We made a temporary home just up the hill from the Colosseum,
walked the dusty track of ancient chariots, ate as if our lives depended on it,
all manner of pasta with clams, beef, bacon, and lobster, Chianti from a basket-
bottomed bottle, and water, still, or gassed, from vessels of tall green glass.
We made coffee in a silver device screwed together at the center,
only room for one at a time, and sat drinking it looking out across rooftops
over edifices tinged terracotta and sunflower, the shade of the paintings
still gracing the tomb walls within the catacombs of San Sebastian.
We made a nuclear quartet again, the pieces of our family puzzle
joining as we walked labyrinthine streets in search of sights
we’d seen by day but hoped to see again at night, dogged by exhaustion
and the ever-present exhaust from the tailpipes of scooters and tiny cars.
We made good time on foot, crossing to the seedy side of Rome
where street vendors sold coiled scarves with the same ten patterns,
red with white polka dots, paisley blue, repeating table after table, as if
to break us down incrementally, to make us say Enough already, I’ll take one.
We made reservations without plans, open to seeing what we’d see,
but then, amidst the ruinous present, couldn’t help but study the map,
searching for how it could take us to the Mouth of Truth, or the secret keyhole
of the Knights of Malta beside Santa Sabina church atop the Aventine Hill.
We made tourist mistakes, trying to wave a bus down but only managing to bid
the driver buongiorno, then hopping on the wrong bus as it hurtled past the pyramid
beside the Protestant cemetery we’d been aiming for, so that we had to disembark
and take a subway back to where we’d missed Keats and Shelley’s bones.
Three out of four of us took a plane home, but we left our oldest child by the gate
to make her way to another country as we crossed through secure borders
and spent the last of our brightly colored bills on lemon-tinged olive oil and wine.
We’d made it seem as if she hadn’t grown up and away, as if we had the right
to chide about bedtimes and packing. We even made believe that we were just
on holiday, not running from future ghosts, and all those broken urns and columns
of curling travertine leaves let us think we were right, that the past can be
recovered from. That slaves didn’t turn every cog and push every oxen,
that good fences make good neighbors, that we’d come back again someday,
would stand again under domed ceilings painted with stars, would even be able
to preserve what we have right now. A pretense that every day isn’t like being
raised on a wooden elevator into a cheering throng who hope to see you bleed.
How, Drinking One Monday in Massachusetts, I Remembered What I Felt
on the Carrer de Mallorca in Spain One Long-Ago Winter
The nickel-sized portal at the mouth of a bottle of beer
provides passage into another world, triggering spirit,
and in the time it takes for fruit to reach perfection without
tipping into overripe, the space between the trip and the fall,

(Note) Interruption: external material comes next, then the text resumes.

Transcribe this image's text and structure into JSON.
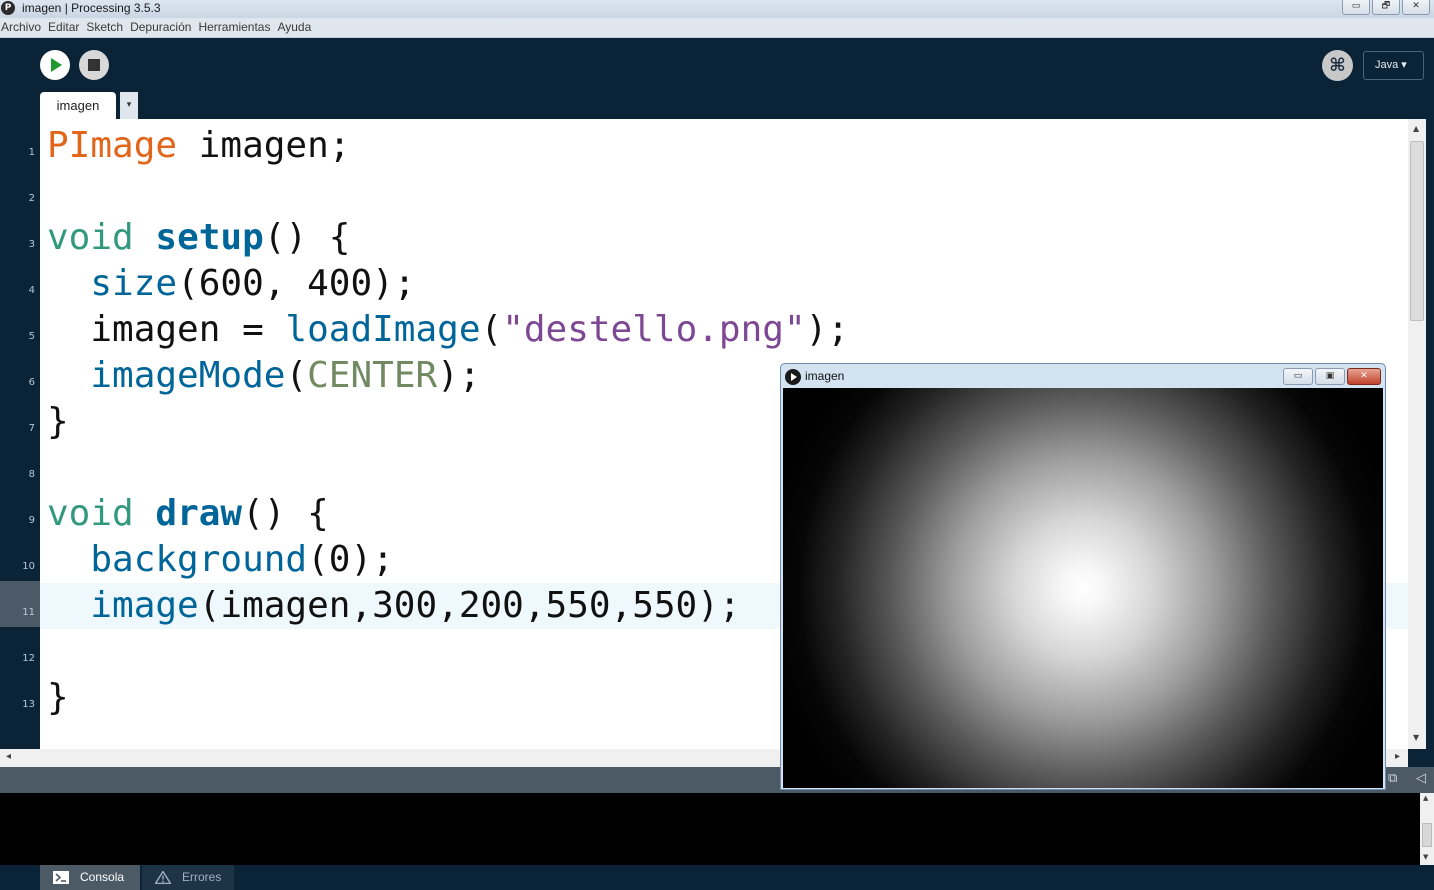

I’m back in Barcelona, where Gaudi’s
architecture was an undoing in its doing,
the way the hands of someone desired can
untie deep knots you didn’t know were there.
As I stood looking up at the Basílica de la Sagrada Família,
the bag of oranges in my fist the only thing tethering me
to my friend (we had said we’d share them, and it was my turn
to swing the netted sack as we walked along), questions fell away.
Later, on the train to Toledo, the feeling of faith followed
me, as if it were there to stay. I don’t know when
it left, but what saddens me most is that I didn’t
immediately notice that it was gone.
Oh, Awe, oh God, why can’t you be undeniable, like gravity?
Why must your constancy be like my old flower press,
its screws rusted wings, and inside, after a season, the same
brown dust, smaller, and duller, than before?
BIO: Rebecca Hart Olander holds an MFA in Poetry from Vermont College of Fine Arts. Her poetry has appeared recently in Ilanot Review, Mom Egg Review, Plath Poetry Project, Radar Poetry, Virga Magazine, and Yemassee Journal, among others, and her critical work has been published in Rain Taxi Review of Books, Solstice Literary Magazine, and Valparaiso Poetry Review. Collaborative work made with Elizabeth Paul is forthcoming in Duende and They Said: A Multi-Genre Anthology of Contemporary Collaborative Writing (Black Lawrence Press). She was the winner of the Women’s National Book Association poetry contest and has been nominated for a Pushcart Prize. Rebecca lives in Western Massachusetts where she teaches writing at Westfield State University and is the editor and director of Perugia Press. You can find her at rebeccahartolander.com.